What you should do
Across the entries, count the lines that include "content" and report only that number.

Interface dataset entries
= = = =

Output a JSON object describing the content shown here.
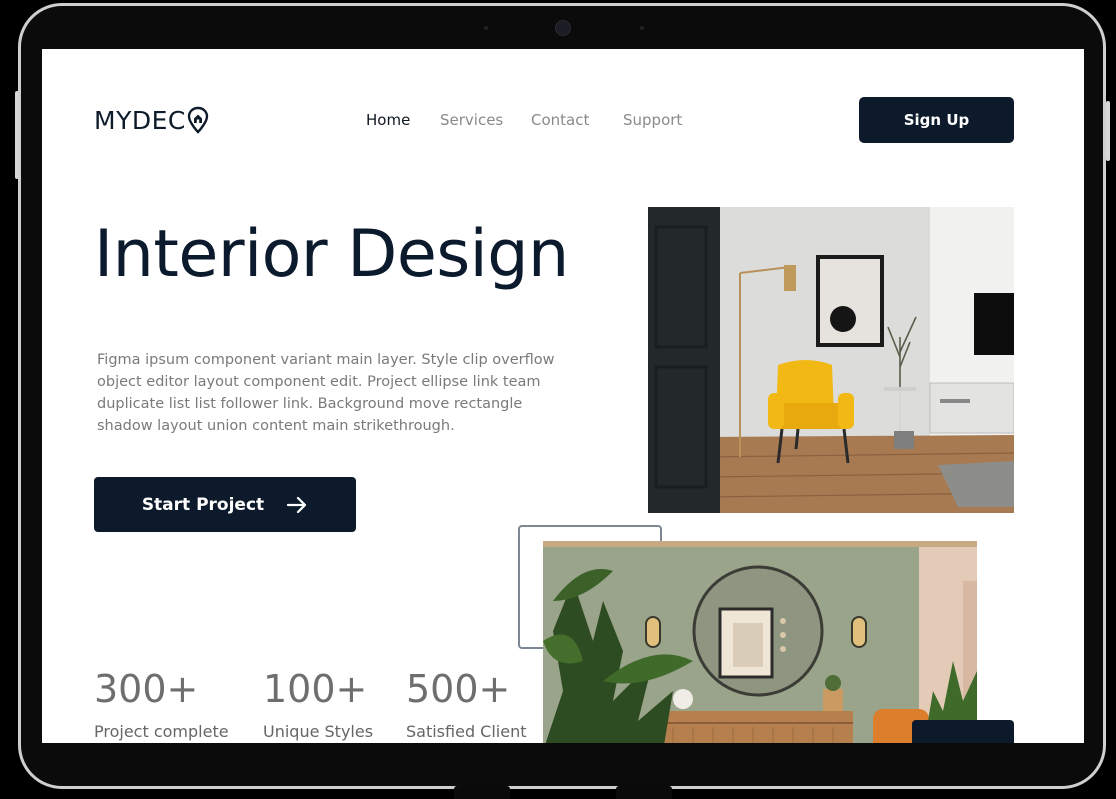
{
  "brand": {
    "logo_text": "MYDEC"
  },
  "nav": {
    "items": [
      {
        "label": "Home",
        "active": true
      },
      {
        "label": "Services",
        "active": false
      },
      {
        "label": "Contact",
        "active": false
      },
      {
        "label": "Support",
        "active": false
      }
    ]
  },
  "header": {
    "signup_label": "Sign Up"
  },
  "hero": {
    "title": "Interior Design",
    "description": "Figma ipsum component variant main layer. Style clip overflow object editor layout component edit. Project ellipse link team duplicate list list follower link. Background move rectangle shadow layout union content main strikethrough.",
    "cta_label": "Start Project"
  },
  "stats": [
    {
      "value": "300+",
      "label": "Project complete"
    },
    {
      "value": "100+",
      "label": "Unique Styles"
    },
    {
      "value": "500+",
      "label": "Satisfied Client"
    }
  ],
  "colors": {
    "primary": "#0c1a2b",
    "muted_text": "#7a7a7a",
    "chair_yellow": "#f2b814"
  },
  "icons": {
    "logo_mark": "location-pin-house-icon",
    "cta_arrow": "arrow-right-icon"
  }
}
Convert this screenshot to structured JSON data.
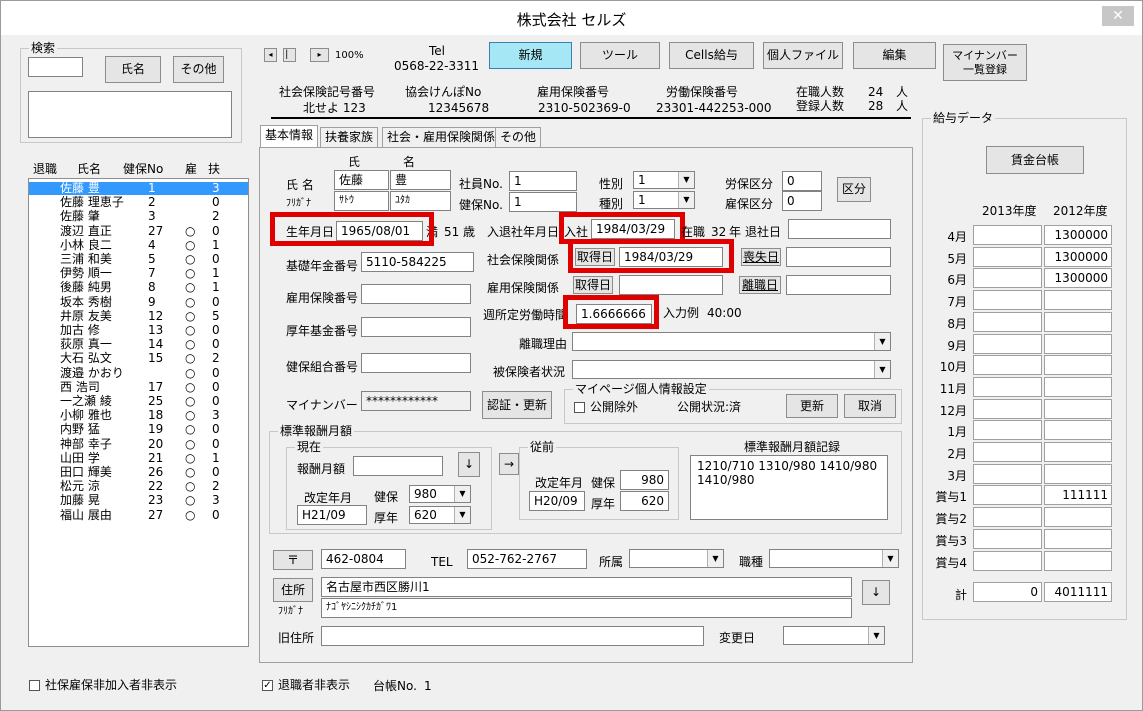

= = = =

Answer for this exercise
2